PROBLEM TO SOLVE:
State how many lines in the listing below include the word "Test". Give nothing but the number.

EXTRACTED DATA:
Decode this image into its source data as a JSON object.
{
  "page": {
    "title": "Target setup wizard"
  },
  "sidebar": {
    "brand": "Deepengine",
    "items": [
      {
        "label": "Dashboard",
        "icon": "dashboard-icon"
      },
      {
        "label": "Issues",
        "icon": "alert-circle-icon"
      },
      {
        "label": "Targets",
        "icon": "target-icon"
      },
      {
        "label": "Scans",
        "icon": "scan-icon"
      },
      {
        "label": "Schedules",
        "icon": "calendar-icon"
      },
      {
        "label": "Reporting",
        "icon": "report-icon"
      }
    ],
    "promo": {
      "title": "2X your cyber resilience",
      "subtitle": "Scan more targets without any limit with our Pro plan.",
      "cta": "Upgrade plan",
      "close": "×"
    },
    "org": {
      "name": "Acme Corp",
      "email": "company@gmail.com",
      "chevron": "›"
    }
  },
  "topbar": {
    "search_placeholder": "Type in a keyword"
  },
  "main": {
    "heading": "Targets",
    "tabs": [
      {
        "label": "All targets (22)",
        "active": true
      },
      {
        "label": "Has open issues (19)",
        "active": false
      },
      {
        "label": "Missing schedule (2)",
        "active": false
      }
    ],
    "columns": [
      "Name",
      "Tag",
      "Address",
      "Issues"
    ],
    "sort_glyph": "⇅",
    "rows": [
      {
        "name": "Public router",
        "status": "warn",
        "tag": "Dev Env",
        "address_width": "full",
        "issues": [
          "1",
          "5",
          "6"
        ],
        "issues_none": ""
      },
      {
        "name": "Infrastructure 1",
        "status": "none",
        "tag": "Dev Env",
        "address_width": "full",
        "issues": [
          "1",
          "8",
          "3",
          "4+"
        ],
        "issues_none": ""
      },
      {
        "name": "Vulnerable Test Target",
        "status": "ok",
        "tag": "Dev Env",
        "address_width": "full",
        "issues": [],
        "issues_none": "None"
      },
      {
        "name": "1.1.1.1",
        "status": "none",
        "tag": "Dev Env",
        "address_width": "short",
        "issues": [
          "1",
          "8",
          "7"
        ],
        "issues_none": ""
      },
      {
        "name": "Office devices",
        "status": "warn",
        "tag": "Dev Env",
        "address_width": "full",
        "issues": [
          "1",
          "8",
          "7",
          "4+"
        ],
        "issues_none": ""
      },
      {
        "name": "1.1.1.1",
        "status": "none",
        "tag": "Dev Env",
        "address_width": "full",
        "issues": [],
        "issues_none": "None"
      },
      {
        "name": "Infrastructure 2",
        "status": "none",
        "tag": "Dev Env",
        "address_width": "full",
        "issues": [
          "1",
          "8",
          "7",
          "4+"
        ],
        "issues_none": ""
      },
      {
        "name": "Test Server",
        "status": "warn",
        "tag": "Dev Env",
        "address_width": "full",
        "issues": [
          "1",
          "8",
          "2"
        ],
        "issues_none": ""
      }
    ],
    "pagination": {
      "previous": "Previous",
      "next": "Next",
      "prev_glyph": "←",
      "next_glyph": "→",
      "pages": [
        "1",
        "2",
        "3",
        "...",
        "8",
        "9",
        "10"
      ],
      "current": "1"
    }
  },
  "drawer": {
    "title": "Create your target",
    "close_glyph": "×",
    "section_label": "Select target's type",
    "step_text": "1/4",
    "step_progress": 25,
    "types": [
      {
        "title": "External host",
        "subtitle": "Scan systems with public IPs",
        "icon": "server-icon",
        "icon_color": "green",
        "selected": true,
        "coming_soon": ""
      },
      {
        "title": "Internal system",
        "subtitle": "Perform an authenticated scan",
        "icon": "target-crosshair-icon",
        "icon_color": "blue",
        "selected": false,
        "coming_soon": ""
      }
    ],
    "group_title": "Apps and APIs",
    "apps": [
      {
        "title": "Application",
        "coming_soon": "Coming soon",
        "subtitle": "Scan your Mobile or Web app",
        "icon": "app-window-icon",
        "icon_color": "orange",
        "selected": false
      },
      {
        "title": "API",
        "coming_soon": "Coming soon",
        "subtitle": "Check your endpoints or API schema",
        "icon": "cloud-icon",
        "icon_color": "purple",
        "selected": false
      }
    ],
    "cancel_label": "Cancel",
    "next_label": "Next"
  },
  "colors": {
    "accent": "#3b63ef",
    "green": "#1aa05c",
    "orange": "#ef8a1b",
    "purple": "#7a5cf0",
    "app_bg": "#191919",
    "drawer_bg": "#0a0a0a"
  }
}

ANSWER FOR THE TASK:
2